CHANGES in cerebral blood flow induce changes in the cerebrospinal fluid pressure in the same direction.1 This report presents evidence that changes in craniospinal blood volume modify the extent of this effect.
MATERIALS AND METHODS
The types of patients studied and the methods of continuously recording the several pressures of interest have been described.2 The patients included in this report were all those who had pressure-volume curves determined3 and had satisfactory recordings of the arterial pressures.
We have shown from the drug responses that variations in cerebrospinal fluid pressure associated with variations in arterial pressure are due not to changes in arterial or systemic venous pressure but to concomitant changes in cerebral blood flow.1 The fluid pulses associated with systole and diastole, the "arterial" pulses, are due, therefore, to pulsatile changes in flow rather than to the measured variations in arterial pressure.
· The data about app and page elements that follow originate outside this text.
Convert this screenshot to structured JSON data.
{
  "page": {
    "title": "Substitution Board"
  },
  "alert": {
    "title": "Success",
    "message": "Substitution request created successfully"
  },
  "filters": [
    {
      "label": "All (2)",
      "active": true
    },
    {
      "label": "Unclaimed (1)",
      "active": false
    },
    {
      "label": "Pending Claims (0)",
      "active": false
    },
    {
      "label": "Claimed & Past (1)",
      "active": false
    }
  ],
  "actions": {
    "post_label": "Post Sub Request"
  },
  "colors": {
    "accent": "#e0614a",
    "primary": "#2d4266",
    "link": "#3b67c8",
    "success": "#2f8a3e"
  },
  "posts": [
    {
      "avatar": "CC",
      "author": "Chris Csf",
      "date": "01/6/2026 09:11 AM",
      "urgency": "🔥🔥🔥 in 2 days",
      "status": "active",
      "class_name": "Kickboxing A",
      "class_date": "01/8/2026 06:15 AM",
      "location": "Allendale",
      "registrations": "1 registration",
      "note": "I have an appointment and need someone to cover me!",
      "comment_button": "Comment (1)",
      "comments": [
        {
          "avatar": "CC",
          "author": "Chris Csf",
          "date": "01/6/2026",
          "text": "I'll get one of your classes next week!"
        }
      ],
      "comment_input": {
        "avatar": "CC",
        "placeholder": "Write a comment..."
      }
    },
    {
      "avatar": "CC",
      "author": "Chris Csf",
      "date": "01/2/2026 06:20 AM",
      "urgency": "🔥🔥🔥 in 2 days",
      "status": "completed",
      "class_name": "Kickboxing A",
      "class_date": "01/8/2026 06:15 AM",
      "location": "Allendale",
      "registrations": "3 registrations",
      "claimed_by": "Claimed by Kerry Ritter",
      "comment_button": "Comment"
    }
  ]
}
It has been
RYDER HW, ESPEY FF, KIMBELL FD, et al. MODIFICATION OF EFFECT OF CEREBRAL BLOOD FLOW ON CEREBROSPINAL FLUID PRESSURE BY VARIATIONS IN CRANIOSPINAL BLOOD VOLUME. AMA Arch NeurPsych. 1952;68(2):170–174. doi:10.1001/archneurpsyc.1952.02320200008002
Customize your JAMA Network experience by selecting one or more topics from the list below.